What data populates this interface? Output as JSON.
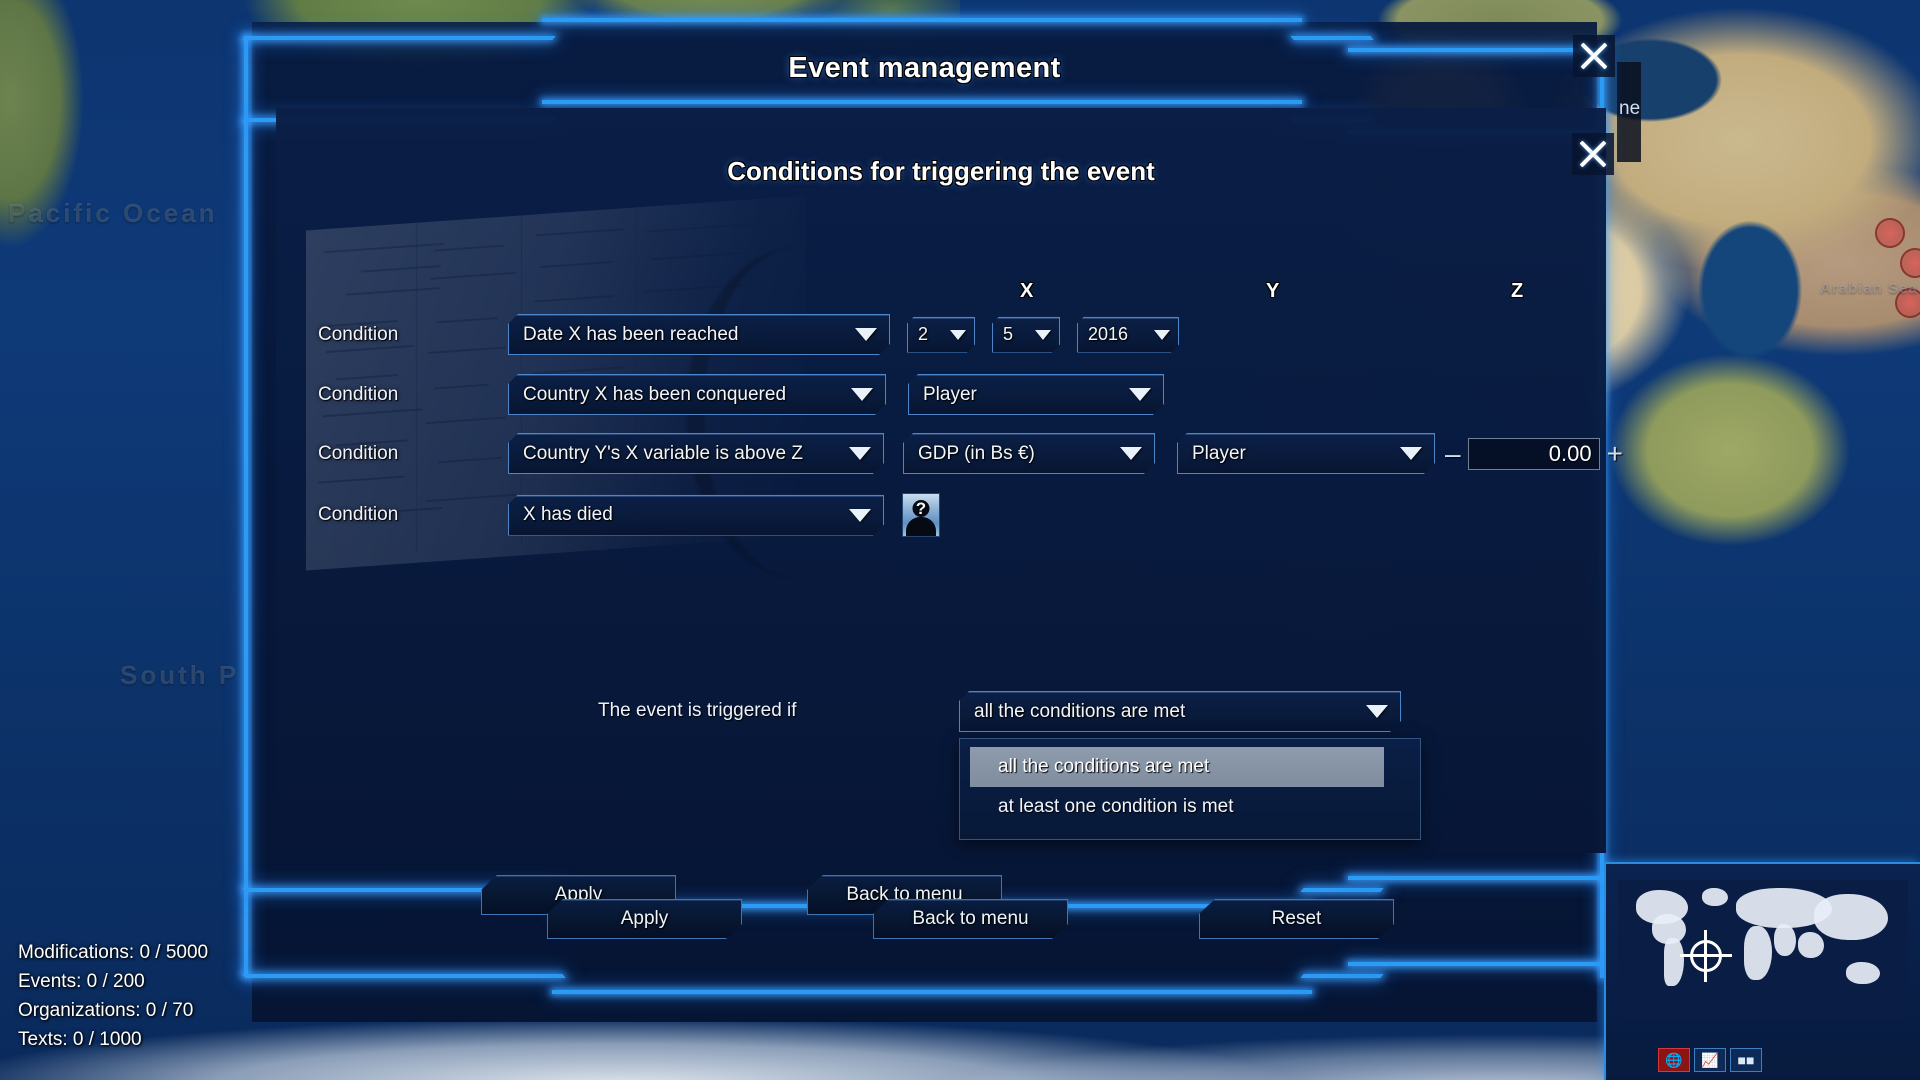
{
  "window": {
    "outer_title": "Event management",
    "inner_title": "Conditions for triggering the event",
    "close_label": "close"
  },
  "column_headers": {
    "x": "X",
    "y": "Y",
    "z": "Z"
  },
  "conditions": [
    {
      "label": "Condition",
      "type": "Date X has been reached",
      "day": "2",
      "month": "5",
      "year": "2016"
    },
    {
      "label": "Condition",
      "type": "Country X has been conquered",
      "target": "Player"
    },
    {
      "label": "Condition",
      "type": "Country Y's X variable is above Z",
      "variable": "GDP (in Bs €)",
      "target": "Player",
      "minus": "–",
      "value": "0.00",
      "plus": "+"
    },
    {
      "label": "Condition",
      "type": "X has died",
      "portrait": "unknown-person-icon"
    }
  ],
  "trigger": {
    "label": "The event is triggered if",
    "selected": "all the conditions are met",
    "options": [
      "all the conditions are met",
      "at least one condition is met"
    ]
  },
  "inner_buttons": {
    "apply": "Apply",
    "back": "Back to menu"
  },
  "outer_buttons": {
    "apply": "Apply",
    "back": "Back to menu",
    "reset": "Reset"
  },
  "stats": [
    "Modifications: 0 / 5000",
    "Events: 0 / 200",
    "Organizations: 0 / 70",
    "Texts: 0 / 1000"
  ],
  "map_labels": {
    "pacific": "Pacific Ocean",
    "south": "South P",
    "arabian": "Arabian Sea",
    "side_tab": "ne"
  },
  "minimap": {
    "icons": [
      "globe-icon",
      "chart-icon",
      "tank-icon"
    ]
  },
  "colors": {
    "neon": "#2a9cf5",
    "panel": "#081a3e",
    "text": "#f2f6fc",
    "selected_row": "#8e9bac",
    "red_marker": "#c83c3c"
  }
}
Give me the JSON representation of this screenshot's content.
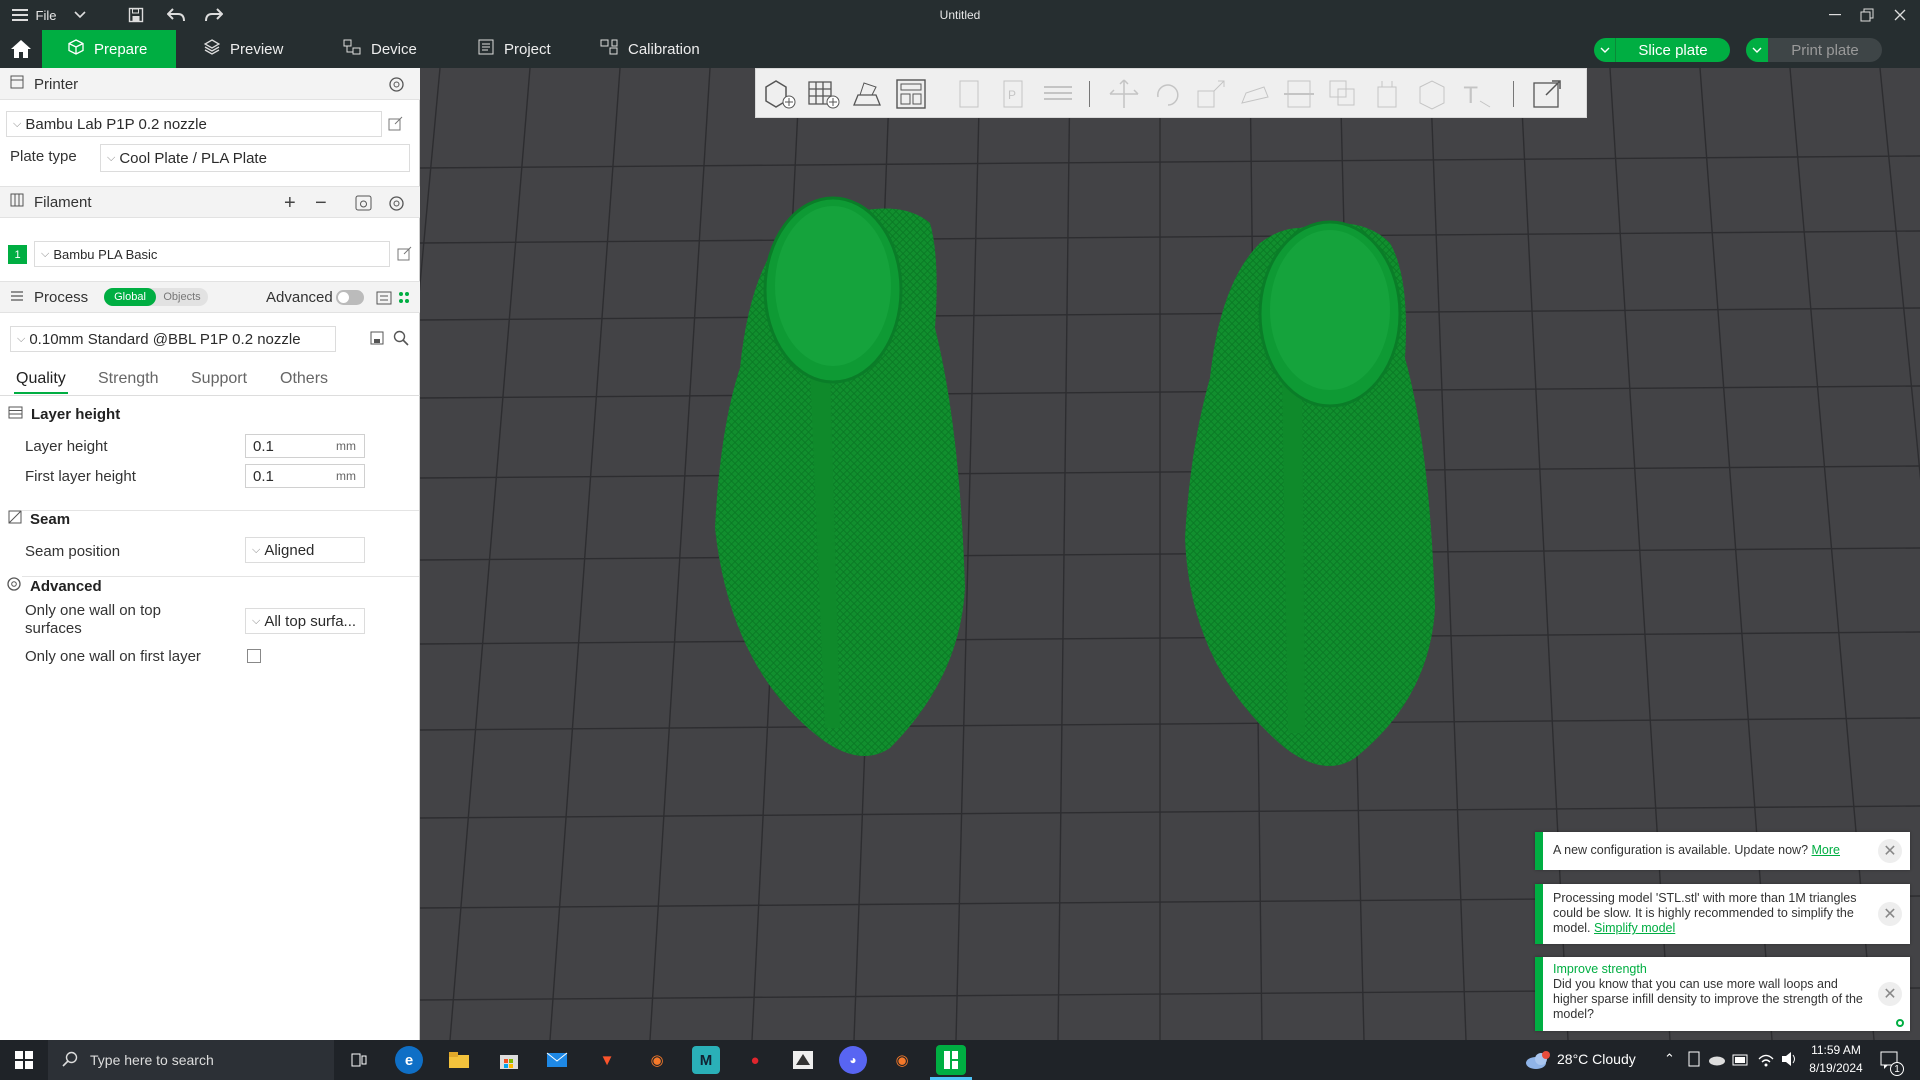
{
  "titlebar": {
    "menu_label": "File",
    "title": "Untitled"
  },
  "topbar": {
    "tabs": [
      {
        "label": "Prepare",
        "icon": "cube-icon"
      },
      {
        "label": "Preview",
        "icon": "layers-icon"
      },
      {
        "label": "Device",
        "icon": "device-icon"
      },
      {
        "label": "Project",
        "icon": "project-icon"
      },
      {
        "label": "Calibration",
        "icon": "calibration-icon"
      }
    ],
    "slice_label": "Slice plate",
    "print_label": "Print plate"
  },
  "printer": {
    "section_label": "Printer",
    "selected": "Bambu Lab P1P 0.2 nozzle",
    "plate_type_label": "Plate type",
    "plate_type_value": "Cool Plate / PLA Plate"
  },
  "filament": {
    "section_label": "Filament",
    "items": [
      {
        "index": "1",
        "name": "Bambu PLA Basic",
        "color": "#00ae42"
      }
    ]
  },
  "process": {
    "section_label": "Process",
    "toggle_global": "Global",
    "toggle_objects": "Objects",
    "advanced_label": "Advanced",
    "preset": "0.10mm Standard @BBL P1P 0.2 nozzle",
    "tabs": [
      "Quality",
      "Strength",
      "Support",
      "Others"
    ],
    "groups": {
      "layer_height": {
        "title": "Layer height",
        "layer_height_label": "Layer height",
        "layer_height_value": "0.1",
        "first_layer_height_label": "First layer height",
        "first_layer_height_value": "0.1",
        "unit": "mm"
      },
      "seam": {
        "title": "Seam",
        "seam_position_label": "Seam position",
        "seam_position_value": "Aligned"
      },
      "advanced": {
        "title": "Advanced",
        "top_wall_label_line1": "Only one wall on top",
        "top_wall_label_line2": "surfaces",
        "top_wall_value": "All top surfa...",
        "first_layer_wall_label": "Only one wall on first layer",
        "first_layer_wall_checked": false
      }
    }
  },
  "notifications": [
    {
      "text": "A new configuration is available. Update now?",
      "link": "More"
    },
    {
      "text": "Processing model 'STL.stl' with more than 1M triangles could be slow. It is highly recommended to simplify the model.",
      "link": "Simplify model"
    },
    {
      "title": "Improve strength",
      "text": "Did you know that you can use more wall loops and higher sparse infill density to improve the strength of the model?"
    }
  ],
  "taskbar": {
    "search_placeholder": "Type here to search",
    "weather": "28°C  Cloudy",
    "time": "11:59 AM",
    "date": "8/19/2024",
    "notification_badge": "1"
  },
  "colors": {
    "accent": "#00ae42",
    "model": "#119c33",
    "dark_bar": "#262e30",
    "viewport": "#434346"
  }
}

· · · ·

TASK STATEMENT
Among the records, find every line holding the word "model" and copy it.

SOLUTION FOR THIS TASK
      "text": "Processing model 'STL.stl' with more than 1M triangles could be slow. It is highly recommended to simplify the model.",
      "link": "Simplify model"
      "text": "Did you know that you can use more wall loops and higher sparse infill density to improve the strength of the model?"
    "model": "#119c33",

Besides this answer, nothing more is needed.